Car parks could provide 400,000 new UK homes

Bournemouth forges ahead to transform car parks into homes

BOURNEMOUTH, 9 February 2017 – New research from property consultancy JLL highlights the potential to develop circa 400,000 homes on car parks in the UK’s town and city centres.

JLL’s latest research paper Driving Innovation identifies just under 10,500 car parks in the UK’s town and city centres with the capacity to accommodate comfortably circa 400,000 homes, enough to house around one million people. Furthermore in the vast majority of cases it is possible to build without the loss of public parking facilities. Nearly 80% of the sites identified are surface car parks where, with relative ease, it is possible to build upwards while retaining car parking spaces.

The idea is already being embraced in Bournemouth where several surface car parks have been identified for residential development. This includes the car park at Berry Court on St Peter’s Road which has 155 spaces. The proposal is to create 113 private rental homes as well as a multi storey car park which will reinstate the public car parking as well as offering 73 new residents’ spaces.

The Bournemouth Development Company has been set up with JLL’s help to enable the Council to benefit from the development of its surplus car parks for residential development. Known as a Local Asset Backed Vehicle, it is a way of combining private sector finance and skills, in this case from the construction and regeneration firm Morgan Sindall, with public sector real estate in order to drive development and investment.

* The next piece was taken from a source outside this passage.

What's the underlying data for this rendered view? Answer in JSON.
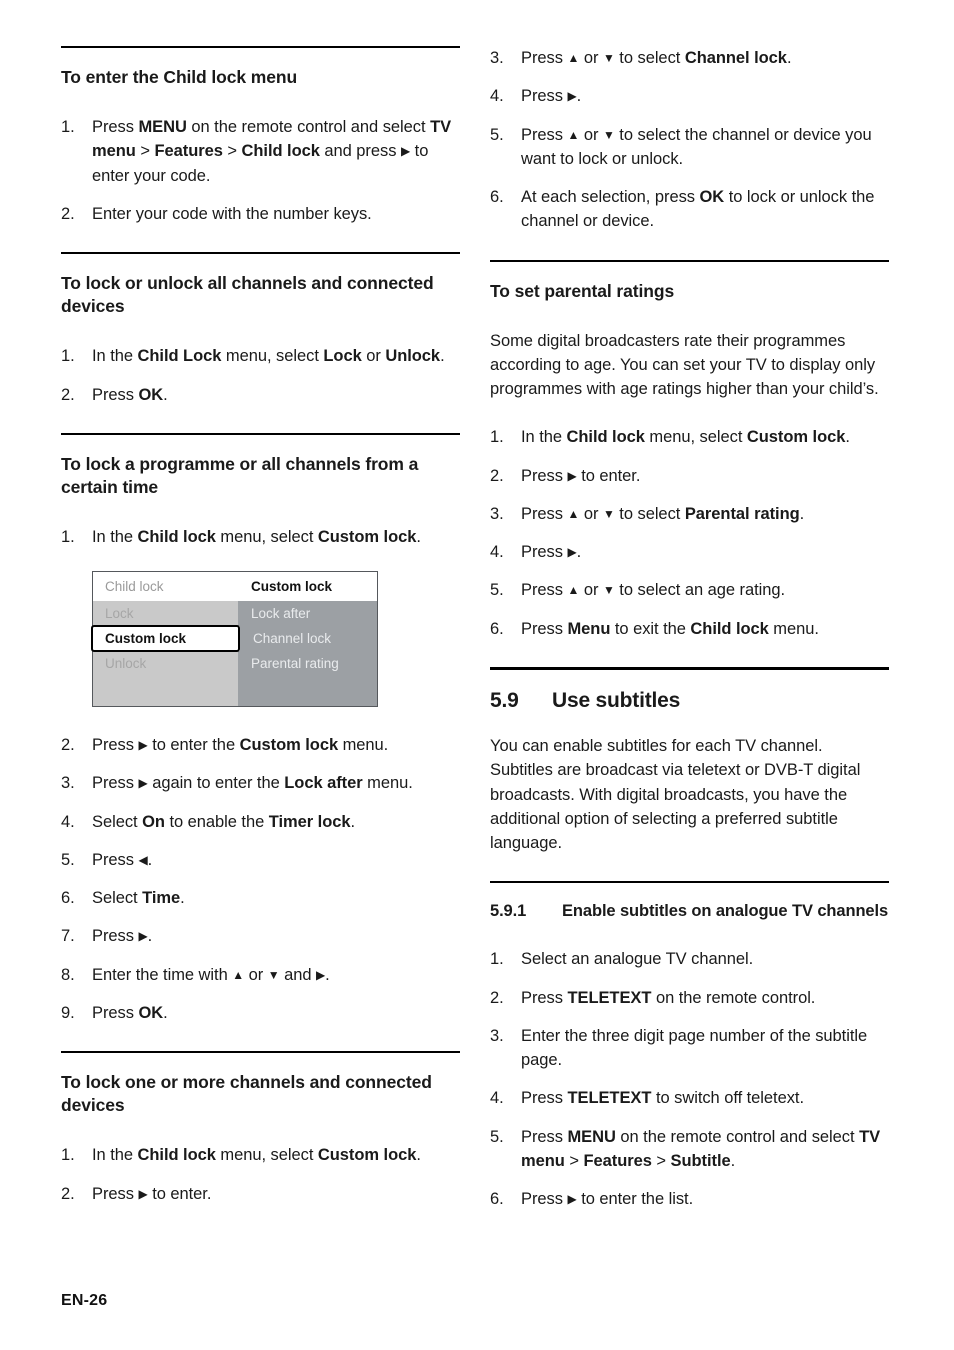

The Bournemouth Development Company has identified several regeneration sites in the town, the majority of which are surface car parks.

Emma Eaglestone, head of JLL’s Southampton office, says: “The trend towards urban living has disproportionately put a strain on the UK’s town and city local authorities to allocate sites for residential development, typically in areas where land is rarely available. It is crucial that more residential sites are created in urban locations where housing is needed most.

“The Government is actively exploring solutions to the UK housing crisis through innovative measures to boost supply. Crucially, more than half of the car parks identified by JLL are in public ownership under the control of local authorities. This gives Government a direct stake in the potential for delivery on these sites.

“In order to negotiate planning hurdles, the Government could introduce a planning 'permission in principle' for residential development on urban car parks using new laws that were outlined in the Housing and Planning Act 2015.”

JLL have advised several local authorities on innovative financial structures to enable them to release council owned car parks and other surplus sites to the market.

Emma added: “As Council’s increasingly introduce car free zones in city centres, and with more and more people choosing to live in urban environments without cars, the pressure to use these centrally located undeveloped opportunities for housing rather than car-parking is likely to increase.”